Well I had a good look round the whole area as I did the last wildfowl count of the season and the overwhelming thing that became apparent was that most of the wildfowl have gone. I saw just a handful of wigeon, gadwall and pochard in fact the only species still present in good numbers were shoveler and goldeneye. There were 2 black-necked grebe, both in more or less summer plumage and it seems I missed one as there were three later in the day, easily done as they spend so much time underwater, either that or I just did not look hard enough! Several species are now back at Blashford getting ready to breed, I saw two pairs of oystercatcher and two pairs of shelduck, both birds usually associated with the coast, but which breed on the reserve every year.

sheldrake

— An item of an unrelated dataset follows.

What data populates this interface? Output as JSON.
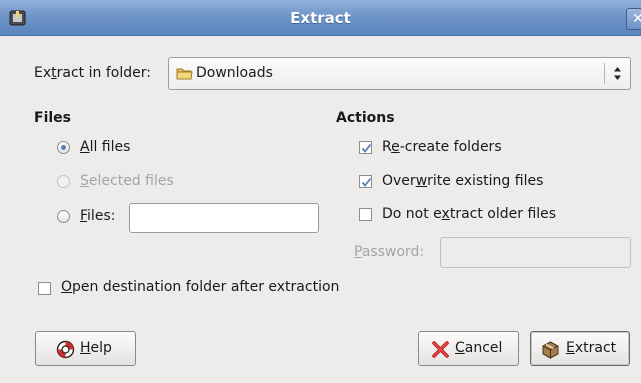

Not the best picture in rather poor light but it does show the large red knob at the base of the bill which confirms it as a drake. Shelduck are unusual in a few ways, but one of them is that the sexes look more or less alike, unlike other ducks where the duck is in camouflage. The only obvious difference at a distance is size, the shelduck is obviously smaller than the drake. These things are related, shelducks nest down burrows, usually old rabbit burrows, so there is no need for camouflage, but it is important that the duck is not too big or she won’t get down the hole.

On my walk round the site I came across about 7 chiffchaff, more than I have seen this spring, but still not many. I saw no other migrants, certainly there were no martins over any of the lakes during the morning. However by the afternoon there were a few sand martins over Ibsley Water and these built to at least 25 by the time I was locking up. I was also told of singles of both rock and water pipit with the mixed group of small birds that have been ranging around the southern shore of Ibsley Water and periodically wander past the Tern hide. Both of these pipits along with their accompanying meadow pipits and pied wagtails will be migrants, although we don’t perhaps always think of them as such. Many of the pied wagtails will be Scottish breeders on their way back from wintering either in southern England or on the near continent. The majority now are males and in a week or so most will be females as they migrate a bit later.

The night was very mild and this resulted in a good moth catch including a smart pine beauty.

pine beauty

As usual at this time of year small Quaker was by far the most abundant species, but there was a good showing by common Quaker and twin-spot Quaker, with a scatter of Hebrew character, clouded drab, dotted border, oak beauty, a lead-coloured drab and a few micros including 2 Acleris notana, one of them very spotty.

Acleris notana